Bread-Making Basics

It might be hard to believe that I remember a recipe from 40 years ago. My Mom's battered copy of The Joy of Cooking had several bread recipes, including one for Cornell Formula White Bread. The recipe was for a loaf of white bread with added soy flour, dried milk powder and a little wheat germ. The headnote at the beginning of the recipe stated that the bread had been developed at Cornell University as an easy way to boost protein in the diet. It was created to help feed people in the war rationing times of the 1940s.

While poring over the stained pages of the book, I became fascinated by the idea that some flours were healthier than others. I wondered, "Why wouldn't you want to eat healthier bread all the time? In fact, why wouldn't all bread be made with these magical ingredients?" My imagination was sparked by that simple idea, and I started experimenting with whole grain breads, adding soy flour and milk powder and wheat germ.

My mom cautioned me about going too far, and in my youthful bravado, I ignored her one winter's day and made a 100% soy flour loaf. The resulting brick of inedible, airless bean-flavored building material ended up tossed in the yard, in the hope that at least birds and squirrels would enjoy its protein-rich goodness. They did not, and when the snow melted that spring, the yellow loaf was still there.

In the many intervening years, I've played around with all sorts of bread baking, experimenting to find that balance between health, texture and flavor.
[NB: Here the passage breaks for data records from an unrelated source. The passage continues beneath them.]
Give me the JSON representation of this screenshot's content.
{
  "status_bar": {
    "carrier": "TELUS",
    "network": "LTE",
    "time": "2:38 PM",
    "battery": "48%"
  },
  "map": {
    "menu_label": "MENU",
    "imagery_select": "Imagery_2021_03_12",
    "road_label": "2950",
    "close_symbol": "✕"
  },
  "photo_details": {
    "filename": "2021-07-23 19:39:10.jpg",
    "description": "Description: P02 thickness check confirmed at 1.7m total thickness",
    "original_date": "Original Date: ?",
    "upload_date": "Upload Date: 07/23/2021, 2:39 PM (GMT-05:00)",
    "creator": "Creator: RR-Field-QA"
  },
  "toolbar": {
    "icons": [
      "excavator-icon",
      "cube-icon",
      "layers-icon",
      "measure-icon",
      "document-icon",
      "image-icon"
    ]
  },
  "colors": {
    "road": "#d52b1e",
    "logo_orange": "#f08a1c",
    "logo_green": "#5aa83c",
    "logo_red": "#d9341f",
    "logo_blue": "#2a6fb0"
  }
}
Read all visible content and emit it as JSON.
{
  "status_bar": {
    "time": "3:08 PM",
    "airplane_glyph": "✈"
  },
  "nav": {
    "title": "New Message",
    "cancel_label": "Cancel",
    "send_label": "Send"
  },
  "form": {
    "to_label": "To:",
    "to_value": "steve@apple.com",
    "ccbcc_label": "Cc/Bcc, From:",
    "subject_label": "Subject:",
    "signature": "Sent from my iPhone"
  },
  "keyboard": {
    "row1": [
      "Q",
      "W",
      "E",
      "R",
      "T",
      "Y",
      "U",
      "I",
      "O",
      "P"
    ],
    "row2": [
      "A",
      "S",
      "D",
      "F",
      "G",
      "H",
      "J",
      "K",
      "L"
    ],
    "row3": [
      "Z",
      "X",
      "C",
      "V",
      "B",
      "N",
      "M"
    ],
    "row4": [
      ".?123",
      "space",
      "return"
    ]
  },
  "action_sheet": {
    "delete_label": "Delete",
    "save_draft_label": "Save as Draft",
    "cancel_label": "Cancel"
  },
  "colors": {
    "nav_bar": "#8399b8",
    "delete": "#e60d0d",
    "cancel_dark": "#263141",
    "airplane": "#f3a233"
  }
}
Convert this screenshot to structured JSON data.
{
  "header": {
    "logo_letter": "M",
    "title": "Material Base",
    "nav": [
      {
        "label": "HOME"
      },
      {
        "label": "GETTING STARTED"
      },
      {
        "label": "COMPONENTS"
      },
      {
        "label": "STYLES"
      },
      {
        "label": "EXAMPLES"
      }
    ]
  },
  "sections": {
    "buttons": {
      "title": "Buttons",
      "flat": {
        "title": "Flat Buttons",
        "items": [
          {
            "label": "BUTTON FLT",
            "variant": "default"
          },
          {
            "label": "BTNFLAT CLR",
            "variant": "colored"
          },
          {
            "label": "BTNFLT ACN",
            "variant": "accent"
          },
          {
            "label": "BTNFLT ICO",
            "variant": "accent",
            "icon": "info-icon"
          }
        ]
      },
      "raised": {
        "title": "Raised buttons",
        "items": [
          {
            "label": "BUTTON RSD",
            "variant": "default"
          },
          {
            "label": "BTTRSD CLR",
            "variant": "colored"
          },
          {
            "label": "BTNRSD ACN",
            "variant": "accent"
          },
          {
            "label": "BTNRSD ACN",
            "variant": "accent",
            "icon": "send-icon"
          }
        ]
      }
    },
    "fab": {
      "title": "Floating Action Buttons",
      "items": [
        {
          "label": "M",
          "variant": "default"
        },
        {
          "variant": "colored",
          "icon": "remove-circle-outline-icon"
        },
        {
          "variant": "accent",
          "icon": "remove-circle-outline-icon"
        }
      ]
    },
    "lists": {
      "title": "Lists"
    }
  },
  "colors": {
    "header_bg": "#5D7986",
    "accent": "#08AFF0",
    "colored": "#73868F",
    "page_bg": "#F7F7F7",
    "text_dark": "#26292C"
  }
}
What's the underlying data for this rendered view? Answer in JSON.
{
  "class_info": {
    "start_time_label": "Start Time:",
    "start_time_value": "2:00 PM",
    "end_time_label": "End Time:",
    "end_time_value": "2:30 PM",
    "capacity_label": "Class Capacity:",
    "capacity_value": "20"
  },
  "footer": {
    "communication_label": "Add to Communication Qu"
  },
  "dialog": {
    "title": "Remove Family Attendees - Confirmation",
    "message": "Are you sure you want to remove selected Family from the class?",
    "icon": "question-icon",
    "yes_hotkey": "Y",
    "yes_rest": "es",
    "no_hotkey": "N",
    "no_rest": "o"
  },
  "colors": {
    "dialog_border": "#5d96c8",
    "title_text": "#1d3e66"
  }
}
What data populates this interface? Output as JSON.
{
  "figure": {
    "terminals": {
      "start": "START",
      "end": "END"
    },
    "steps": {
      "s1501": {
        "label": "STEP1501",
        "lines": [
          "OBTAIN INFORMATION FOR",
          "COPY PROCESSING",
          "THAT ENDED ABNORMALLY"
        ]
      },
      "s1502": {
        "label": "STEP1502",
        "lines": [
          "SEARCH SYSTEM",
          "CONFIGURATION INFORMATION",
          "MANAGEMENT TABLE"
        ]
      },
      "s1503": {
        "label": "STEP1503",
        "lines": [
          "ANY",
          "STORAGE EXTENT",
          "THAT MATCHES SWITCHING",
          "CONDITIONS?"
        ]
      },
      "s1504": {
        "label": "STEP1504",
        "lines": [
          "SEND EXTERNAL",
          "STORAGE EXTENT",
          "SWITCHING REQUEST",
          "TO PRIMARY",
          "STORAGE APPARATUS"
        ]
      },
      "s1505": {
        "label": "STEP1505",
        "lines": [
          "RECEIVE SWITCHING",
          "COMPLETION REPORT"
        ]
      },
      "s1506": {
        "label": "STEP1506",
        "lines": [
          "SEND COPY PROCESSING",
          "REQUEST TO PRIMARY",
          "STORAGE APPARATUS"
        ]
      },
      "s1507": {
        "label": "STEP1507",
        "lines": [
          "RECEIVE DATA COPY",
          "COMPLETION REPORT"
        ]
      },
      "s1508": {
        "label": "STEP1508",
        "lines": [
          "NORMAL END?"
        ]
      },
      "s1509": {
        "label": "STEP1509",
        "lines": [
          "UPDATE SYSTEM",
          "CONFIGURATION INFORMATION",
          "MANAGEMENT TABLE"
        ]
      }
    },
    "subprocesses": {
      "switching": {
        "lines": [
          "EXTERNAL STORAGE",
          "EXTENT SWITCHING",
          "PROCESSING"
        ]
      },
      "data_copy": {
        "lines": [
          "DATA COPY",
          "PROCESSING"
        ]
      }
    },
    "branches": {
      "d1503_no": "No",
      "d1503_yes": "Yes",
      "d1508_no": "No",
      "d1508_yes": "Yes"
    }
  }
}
I've baked professionally, pitching yeast into industrial mixers that made 100 loaves' worth of dough, and I've continued to bake at home on a regular basis. Like so many foods, homemade bread is so superior to mass produced bread that it is worth the extra effort. There is nothing quite like a freshly baked loaf or bun, still warm from the oven.

If you are just starting out with baking your own, there are a few things you should know. First, there are two kinds of breads. Yeasted breads use living single celled organisms to create the gases that make the bread rise. They also tend to rely on gluten, the stretchy protein in wheat flour that traps the gases in the bread, giving it a nice open texture. That's why most breads are made with higher gluten flour, milled from hard red or white winter wheat. Quick breads are the second kind of bread, and they utilize chemical leaveners, like baking soda and baking powder, to cause gases to bubble up in the dough. Quick breads are usually meant to be more tender than yeasted breads, and often rely on softer flour, called pastry flour, which is lower in gluten. Quick breads are stirred together gently and quickly, to keep them low in chewy gluten, while yeasted breads are kneaded to get the gluten to develop.

So, when you see a recipe that calls for whole wheat flour, know that it means whole hard wheat flour, but if it calls for whole wheat pastry flour, that is the softer kind. In the recipes that follow, I strike a balance between whole wheat and unbleached flours, to keep things light. If you want to go with more  whole wheat, just substitute it for some or all of the unbleached flour and see how you like it (generally, the more whole wheat, the denser the texture). I also used white whole wheat flour, a wonderful flour made from a paler form of whole wheat, that makes the loaf look, well, less whole wheat-y.

Oh, and if you want to boost the protein in your bread? For every cup of flour, just substitute one tablespoon  non-fat dry milk powder or soy flour for the equivalent amount of flour. These recipes are already part whole wheat, and that has more protein than white flour, too.

Dive in and start baking, and you will be taking part in a timeless ritual, transforming simple ingredients into something magical. Your friends and family will thank you for it.

Here are some tasty recipes to get you started: